4 $12,991 $25,695 $30,295
5 $15,627 $34,683 $41,583
6 $18,263 $43,671 $52,871
10 $20,899 $52,659 $64,159
12 $23,535 $61,647 $75,447
14 $26,171 $70,365 $86,735
16 $28,807 $79,623 $98,023
18 $31,443 $88,611 $109,311
20 $34,079 $97.599 $120,599


vSphere Essentials Kits vSphere Acceleration Kits
Essential Essential + Standard Enterprise+
$577 $5,781 $14,832 $31,188

Note: vSphere Essentials and Acceleration Kits are limited to 6 processors.


The matrices above reflect list pricing. Please note – prices will vary depending on your licensing agreement and reseller.

If you’re a smaller organization or prefer VMware technology, then the vSphere Essentials kit at $577 is quite attractive.  However, if you need maximum application availability and business continuity, it is a significant price jump to $5,781 for Essential Plus for the vMotion and HA features.

The Acceleration kits offer the capabilities of the Enterprise Edition with a 6-processor limitation. If you’re a medium sized organization and are likely to grow, the Acceleration kits also offer an upgrade path to the vSphere Enterprise Editions.

The Standard and Enterprise kits are ideal for larger organizations looking to scale out and take advantage of all that VMware has to offer in terms of performance, scalability, and high availability.>

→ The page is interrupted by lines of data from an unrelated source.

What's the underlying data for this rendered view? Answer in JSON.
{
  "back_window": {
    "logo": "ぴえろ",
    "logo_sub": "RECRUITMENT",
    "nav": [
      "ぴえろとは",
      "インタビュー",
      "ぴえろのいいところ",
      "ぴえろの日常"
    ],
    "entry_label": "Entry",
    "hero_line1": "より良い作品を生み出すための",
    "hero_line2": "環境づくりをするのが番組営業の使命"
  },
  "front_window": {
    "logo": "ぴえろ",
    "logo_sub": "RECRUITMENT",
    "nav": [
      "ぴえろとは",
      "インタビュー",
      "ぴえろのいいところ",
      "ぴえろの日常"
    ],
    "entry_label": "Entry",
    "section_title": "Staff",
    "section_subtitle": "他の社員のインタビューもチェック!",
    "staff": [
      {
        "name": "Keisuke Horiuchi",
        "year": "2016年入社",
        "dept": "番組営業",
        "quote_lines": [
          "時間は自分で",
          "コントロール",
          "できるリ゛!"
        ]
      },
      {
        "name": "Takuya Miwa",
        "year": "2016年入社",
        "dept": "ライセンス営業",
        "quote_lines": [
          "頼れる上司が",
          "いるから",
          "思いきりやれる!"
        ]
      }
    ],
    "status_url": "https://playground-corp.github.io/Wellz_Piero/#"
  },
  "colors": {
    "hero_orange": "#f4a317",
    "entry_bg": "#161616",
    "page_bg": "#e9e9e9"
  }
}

Microsoft’s pricing model for SCVMM is analogous to an all you can eat buffet: one price and you get it all. IT can take full advantage of all that Hyper-V has to offer, and that is quite substantial.

VMware’s pricing is analogous to an à la carte restaurant menu. VMware’s offerings allow IT to pick and choose based on the capabilities they need today, while providing a growth path to the future.

If you don’t already have a virtualization technology, then you can build out a pricing comparison and determine from a licensing perspective which technology would best fit your organization’s needs.  However, if you’re already using Hyper-V or VMware,  there are quite a few other factors that will definitely come into play, especially if a multi-hypervisors environment is being contemplated. Organizations need to look beyond licensing alone and at the total cost of ownership. For example, what kind of competencies are already in place for vCenter? – for SCVMM?

Lastly, given that Microsoft’s pricing is socket based and VMware’s pricing is processor based it would certainly be prudent to project out what your host processor configurations might look like and how that affects TCO.

Want to learn more?

Download our vSphere vs Hyper-V comparison matrix – both technologies can provide redundancies that will maximize your uptime and that will allow you to squeeze out the most performance. Which is better and how do you decide



Editor’s Note:  This post was originally published in July 2017 and has been updated for freshness accuracy, and comprehensiveness.